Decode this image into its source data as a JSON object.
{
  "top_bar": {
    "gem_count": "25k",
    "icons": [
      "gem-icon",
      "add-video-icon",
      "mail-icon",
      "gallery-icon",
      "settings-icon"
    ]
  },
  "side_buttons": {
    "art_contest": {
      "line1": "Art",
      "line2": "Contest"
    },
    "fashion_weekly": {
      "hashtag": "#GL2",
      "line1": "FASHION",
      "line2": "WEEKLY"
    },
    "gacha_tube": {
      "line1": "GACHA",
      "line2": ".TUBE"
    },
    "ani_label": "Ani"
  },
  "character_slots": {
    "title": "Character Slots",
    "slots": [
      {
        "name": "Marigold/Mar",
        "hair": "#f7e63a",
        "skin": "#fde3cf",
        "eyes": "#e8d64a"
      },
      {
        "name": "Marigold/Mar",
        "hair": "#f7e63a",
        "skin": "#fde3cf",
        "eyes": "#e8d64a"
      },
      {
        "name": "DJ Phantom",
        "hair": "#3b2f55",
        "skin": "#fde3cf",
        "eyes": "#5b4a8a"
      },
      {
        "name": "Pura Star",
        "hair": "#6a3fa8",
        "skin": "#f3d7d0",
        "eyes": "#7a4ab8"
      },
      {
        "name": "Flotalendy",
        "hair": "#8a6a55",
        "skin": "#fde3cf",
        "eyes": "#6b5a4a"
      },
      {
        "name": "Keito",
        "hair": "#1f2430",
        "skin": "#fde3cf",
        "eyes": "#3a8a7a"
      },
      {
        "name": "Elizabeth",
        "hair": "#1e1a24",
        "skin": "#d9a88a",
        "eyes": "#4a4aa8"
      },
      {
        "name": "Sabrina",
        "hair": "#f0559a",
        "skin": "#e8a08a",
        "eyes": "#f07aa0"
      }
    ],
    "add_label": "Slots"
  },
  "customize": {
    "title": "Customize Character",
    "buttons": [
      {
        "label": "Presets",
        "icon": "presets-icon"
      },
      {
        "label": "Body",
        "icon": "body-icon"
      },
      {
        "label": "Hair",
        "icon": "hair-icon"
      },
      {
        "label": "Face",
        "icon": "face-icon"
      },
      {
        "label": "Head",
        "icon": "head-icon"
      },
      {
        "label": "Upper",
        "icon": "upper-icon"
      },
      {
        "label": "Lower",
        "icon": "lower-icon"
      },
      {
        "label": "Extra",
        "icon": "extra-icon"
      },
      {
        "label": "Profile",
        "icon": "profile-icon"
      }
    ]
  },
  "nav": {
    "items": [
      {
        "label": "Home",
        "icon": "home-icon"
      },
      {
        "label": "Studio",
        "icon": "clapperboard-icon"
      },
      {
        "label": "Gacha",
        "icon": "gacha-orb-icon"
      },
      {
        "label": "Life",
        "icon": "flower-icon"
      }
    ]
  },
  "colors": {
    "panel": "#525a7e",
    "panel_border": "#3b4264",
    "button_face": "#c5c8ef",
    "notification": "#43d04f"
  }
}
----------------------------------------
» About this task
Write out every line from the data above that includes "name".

» Task result
        "name": "Marigold/Mar",
        "name": "Marigold/Mar",
        "name": "DJ Phantom",
        "name": "Pura Star",
        "name": "Flotalendy",
        "name": "Keito",
        "name": "Elizabeth",
        "name": "Sabrina",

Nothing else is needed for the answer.